INFORMATION section start

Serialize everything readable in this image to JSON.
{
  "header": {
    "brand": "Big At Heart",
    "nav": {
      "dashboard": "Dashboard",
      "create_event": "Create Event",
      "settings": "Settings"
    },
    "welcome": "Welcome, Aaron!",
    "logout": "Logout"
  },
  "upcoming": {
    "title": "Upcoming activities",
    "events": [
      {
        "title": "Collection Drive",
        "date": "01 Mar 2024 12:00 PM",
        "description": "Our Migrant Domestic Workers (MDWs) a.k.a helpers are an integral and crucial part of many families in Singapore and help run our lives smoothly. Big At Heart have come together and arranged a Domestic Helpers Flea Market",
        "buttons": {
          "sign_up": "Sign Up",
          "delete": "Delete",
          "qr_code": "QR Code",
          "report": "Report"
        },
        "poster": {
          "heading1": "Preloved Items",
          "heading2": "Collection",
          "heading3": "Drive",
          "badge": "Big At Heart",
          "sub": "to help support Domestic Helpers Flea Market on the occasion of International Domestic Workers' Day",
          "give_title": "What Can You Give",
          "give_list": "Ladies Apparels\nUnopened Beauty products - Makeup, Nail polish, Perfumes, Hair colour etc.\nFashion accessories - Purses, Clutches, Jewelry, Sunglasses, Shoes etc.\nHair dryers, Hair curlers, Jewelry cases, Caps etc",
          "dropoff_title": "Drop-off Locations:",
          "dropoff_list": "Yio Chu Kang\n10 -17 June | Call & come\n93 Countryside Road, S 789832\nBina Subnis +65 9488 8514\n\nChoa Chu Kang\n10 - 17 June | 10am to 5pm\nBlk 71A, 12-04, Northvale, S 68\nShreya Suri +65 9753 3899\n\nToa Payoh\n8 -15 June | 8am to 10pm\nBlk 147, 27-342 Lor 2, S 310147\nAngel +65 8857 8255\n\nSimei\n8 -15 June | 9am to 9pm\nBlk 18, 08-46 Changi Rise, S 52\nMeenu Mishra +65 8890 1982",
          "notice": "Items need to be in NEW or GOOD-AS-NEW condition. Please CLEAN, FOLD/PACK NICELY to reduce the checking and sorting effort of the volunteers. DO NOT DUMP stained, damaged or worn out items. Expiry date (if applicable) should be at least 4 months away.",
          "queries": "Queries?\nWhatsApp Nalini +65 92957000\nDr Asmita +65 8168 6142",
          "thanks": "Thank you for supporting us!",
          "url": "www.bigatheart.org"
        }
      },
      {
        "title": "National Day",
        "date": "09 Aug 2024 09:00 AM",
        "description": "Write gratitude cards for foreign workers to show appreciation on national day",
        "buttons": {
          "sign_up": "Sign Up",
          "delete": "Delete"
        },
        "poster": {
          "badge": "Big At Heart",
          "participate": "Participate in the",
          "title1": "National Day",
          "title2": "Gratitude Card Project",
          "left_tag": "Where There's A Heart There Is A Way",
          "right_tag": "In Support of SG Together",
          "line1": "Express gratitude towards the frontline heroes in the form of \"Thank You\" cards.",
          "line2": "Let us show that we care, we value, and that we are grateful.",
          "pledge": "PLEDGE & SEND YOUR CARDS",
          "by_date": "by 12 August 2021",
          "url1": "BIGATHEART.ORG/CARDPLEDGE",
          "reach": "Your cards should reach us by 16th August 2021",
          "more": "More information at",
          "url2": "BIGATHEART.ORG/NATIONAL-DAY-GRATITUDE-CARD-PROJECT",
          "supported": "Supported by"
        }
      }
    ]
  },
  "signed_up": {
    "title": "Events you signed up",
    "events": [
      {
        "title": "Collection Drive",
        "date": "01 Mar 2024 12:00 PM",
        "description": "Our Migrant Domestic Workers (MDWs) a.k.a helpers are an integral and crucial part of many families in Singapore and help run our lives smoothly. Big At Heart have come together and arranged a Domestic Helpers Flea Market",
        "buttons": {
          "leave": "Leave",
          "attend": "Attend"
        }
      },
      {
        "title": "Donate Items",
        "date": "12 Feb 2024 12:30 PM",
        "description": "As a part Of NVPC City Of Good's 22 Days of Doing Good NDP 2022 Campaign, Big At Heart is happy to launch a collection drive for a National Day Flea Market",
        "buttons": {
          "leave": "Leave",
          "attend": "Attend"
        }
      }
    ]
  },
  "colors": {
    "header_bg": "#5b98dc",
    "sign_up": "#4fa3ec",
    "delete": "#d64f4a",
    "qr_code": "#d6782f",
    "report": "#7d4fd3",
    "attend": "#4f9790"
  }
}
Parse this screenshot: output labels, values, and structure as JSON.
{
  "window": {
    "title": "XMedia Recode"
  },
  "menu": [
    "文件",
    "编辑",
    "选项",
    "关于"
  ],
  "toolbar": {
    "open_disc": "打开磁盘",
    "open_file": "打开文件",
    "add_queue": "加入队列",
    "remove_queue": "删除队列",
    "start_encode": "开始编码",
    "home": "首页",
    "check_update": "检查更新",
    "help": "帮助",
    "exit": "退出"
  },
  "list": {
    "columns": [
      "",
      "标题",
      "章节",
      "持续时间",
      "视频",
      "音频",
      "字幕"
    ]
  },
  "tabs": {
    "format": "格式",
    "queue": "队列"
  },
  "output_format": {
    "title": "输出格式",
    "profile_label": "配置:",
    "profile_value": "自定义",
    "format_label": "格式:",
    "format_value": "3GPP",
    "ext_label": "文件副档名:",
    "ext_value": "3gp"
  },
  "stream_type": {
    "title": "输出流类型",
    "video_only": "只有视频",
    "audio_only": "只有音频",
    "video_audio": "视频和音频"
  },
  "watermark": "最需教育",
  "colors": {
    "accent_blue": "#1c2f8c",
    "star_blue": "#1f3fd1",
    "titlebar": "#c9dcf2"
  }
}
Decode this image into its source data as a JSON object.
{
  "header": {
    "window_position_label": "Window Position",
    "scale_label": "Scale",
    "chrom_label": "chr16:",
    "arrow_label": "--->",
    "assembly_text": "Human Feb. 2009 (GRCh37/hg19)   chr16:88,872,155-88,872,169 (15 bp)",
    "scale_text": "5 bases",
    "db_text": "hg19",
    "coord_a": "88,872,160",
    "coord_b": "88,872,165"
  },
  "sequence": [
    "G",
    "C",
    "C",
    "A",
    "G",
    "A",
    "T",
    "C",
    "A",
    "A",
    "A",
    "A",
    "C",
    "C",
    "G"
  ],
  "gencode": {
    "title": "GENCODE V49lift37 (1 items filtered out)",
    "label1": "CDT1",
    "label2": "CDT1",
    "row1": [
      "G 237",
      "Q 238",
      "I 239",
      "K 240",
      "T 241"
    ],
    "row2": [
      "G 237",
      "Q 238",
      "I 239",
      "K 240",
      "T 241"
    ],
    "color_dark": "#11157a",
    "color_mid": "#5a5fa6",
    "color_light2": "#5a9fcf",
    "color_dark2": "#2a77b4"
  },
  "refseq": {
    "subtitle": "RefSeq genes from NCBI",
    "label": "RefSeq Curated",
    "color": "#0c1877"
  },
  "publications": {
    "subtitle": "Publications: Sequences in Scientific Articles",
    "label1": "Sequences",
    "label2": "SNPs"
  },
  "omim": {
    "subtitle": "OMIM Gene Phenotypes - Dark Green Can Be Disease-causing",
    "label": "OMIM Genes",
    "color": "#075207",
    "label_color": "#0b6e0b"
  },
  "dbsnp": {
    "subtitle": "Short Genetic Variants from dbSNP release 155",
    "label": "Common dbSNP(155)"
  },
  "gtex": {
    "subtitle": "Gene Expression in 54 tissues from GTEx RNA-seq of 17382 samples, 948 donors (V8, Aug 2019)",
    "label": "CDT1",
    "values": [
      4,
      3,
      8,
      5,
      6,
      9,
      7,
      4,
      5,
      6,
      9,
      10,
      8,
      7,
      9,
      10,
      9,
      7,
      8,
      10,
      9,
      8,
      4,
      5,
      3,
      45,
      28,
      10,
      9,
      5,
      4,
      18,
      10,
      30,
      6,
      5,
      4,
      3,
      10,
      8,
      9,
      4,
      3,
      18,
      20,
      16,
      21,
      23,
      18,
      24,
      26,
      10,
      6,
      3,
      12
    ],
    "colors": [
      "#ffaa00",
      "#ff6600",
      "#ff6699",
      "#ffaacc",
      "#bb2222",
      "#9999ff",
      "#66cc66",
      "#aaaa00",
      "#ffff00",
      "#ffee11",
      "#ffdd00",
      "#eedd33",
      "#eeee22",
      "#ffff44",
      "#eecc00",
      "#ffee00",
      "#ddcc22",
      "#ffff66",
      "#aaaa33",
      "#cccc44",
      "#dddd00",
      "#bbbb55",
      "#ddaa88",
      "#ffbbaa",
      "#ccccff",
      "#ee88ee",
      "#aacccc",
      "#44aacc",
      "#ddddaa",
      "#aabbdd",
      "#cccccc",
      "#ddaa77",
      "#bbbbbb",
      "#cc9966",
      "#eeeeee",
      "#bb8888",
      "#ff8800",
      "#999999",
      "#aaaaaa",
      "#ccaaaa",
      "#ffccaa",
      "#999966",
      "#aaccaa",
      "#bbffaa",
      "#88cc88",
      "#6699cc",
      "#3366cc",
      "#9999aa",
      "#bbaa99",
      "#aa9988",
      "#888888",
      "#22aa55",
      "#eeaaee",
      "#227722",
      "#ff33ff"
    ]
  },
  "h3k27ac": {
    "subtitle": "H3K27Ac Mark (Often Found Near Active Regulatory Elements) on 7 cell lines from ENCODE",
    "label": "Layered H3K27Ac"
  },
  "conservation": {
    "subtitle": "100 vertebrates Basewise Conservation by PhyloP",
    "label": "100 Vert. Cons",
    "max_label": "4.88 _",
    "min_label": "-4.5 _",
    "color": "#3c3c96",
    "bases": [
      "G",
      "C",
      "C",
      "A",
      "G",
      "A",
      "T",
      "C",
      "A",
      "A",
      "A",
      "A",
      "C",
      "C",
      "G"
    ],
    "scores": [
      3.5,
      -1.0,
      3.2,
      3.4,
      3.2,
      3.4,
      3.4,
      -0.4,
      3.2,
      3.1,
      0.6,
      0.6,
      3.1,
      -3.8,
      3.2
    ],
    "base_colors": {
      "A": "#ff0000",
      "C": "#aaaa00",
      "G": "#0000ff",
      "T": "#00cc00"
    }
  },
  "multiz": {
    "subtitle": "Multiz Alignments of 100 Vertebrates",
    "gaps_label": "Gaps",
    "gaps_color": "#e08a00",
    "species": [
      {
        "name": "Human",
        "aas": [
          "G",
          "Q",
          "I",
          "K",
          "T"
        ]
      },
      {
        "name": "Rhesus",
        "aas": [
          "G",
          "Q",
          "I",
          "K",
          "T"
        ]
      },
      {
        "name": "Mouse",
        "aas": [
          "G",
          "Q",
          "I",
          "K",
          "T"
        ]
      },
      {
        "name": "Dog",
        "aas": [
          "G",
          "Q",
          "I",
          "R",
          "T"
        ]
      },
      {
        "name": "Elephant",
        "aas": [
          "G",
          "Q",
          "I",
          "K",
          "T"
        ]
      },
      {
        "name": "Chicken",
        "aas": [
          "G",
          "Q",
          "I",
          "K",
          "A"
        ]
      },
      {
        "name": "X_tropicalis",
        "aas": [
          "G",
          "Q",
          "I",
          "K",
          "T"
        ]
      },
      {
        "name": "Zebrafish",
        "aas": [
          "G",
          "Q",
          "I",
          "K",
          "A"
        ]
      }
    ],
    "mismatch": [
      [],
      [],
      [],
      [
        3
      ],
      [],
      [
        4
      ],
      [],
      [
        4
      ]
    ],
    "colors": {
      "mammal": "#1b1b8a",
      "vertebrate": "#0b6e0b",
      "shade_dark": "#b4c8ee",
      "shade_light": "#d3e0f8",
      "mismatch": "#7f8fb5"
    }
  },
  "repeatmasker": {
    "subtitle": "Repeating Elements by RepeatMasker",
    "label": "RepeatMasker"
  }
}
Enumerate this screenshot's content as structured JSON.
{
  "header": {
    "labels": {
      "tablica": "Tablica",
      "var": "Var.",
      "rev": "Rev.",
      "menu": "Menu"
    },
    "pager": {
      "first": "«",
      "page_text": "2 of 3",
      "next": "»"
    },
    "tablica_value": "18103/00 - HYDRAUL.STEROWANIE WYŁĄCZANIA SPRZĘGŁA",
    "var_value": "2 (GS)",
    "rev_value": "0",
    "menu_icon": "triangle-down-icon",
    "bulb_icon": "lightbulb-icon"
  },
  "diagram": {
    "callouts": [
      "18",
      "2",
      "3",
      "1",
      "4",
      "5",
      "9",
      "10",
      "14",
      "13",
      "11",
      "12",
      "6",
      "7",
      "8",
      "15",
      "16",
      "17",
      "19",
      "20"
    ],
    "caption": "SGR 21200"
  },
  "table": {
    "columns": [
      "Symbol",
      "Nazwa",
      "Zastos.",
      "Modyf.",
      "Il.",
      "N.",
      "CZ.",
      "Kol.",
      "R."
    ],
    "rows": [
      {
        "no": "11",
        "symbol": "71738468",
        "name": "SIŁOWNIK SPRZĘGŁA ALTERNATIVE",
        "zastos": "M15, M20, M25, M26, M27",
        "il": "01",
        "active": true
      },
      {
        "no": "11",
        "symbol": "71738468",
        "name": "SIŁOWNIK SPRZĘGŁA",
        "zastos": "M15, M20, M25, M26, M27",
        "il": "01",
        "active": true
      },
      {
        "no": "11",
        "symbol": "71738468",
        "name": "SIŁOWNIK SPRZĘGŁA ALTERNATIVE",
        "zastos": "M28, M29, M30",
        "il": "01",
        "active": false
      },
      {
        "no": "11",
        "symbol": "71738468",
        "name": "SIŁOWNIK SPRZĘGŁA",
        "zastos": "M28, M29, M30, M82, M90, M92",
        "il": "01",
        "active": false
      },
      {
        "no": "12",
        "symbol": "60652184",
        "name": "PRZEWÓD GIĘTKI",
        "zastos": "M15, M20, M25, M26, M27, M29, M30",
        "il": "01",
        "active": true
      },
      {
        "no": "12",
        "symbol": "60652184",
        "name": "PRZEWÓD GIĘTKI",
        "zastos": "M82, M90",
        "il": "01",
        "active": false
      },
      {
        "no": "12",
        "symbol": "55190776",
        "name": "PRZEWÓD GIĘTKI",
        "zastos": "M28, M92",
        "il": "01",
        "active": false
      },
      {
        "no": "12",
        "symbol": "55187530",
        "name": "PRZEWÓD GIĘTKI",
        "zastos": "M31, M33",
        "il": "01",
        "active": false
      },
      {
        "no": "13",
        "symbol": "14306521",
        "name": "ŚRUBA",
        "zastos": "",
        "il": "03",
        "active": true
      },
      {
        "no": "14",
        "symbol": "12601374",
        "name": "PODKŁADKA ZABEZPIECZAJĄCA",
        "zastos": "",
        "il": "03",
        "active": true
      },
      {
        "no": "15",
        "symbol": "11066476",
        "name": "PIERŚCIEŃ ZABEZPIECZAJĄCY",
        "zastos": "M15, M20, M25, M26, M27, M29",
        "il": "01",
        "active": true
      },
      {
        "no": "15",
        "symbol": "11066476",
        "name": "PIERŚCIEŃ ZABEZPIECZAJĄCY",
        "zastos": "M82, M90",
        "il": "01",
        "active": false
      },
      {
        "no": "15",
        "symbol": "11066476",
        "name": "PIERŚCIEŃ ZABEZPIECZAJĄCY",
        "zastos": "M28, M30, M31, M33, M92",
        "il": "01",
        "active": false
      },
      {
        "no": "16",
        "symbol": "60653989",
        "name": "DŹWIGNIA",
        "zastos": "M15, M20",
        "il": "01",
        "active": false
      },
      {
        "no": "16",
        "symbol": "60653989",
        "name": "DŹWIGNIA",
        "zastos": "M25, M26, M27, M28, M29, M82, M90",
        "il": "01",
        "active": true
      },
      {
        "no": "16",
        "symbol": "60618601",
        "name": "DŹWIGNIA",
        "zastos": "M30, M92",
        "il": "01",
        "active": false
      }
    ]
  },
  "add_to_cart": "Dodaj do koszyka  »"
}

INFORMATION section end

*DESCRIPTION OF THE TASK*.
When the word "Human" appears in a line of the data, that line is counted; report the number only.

*WRITTEN ANSWER*.
2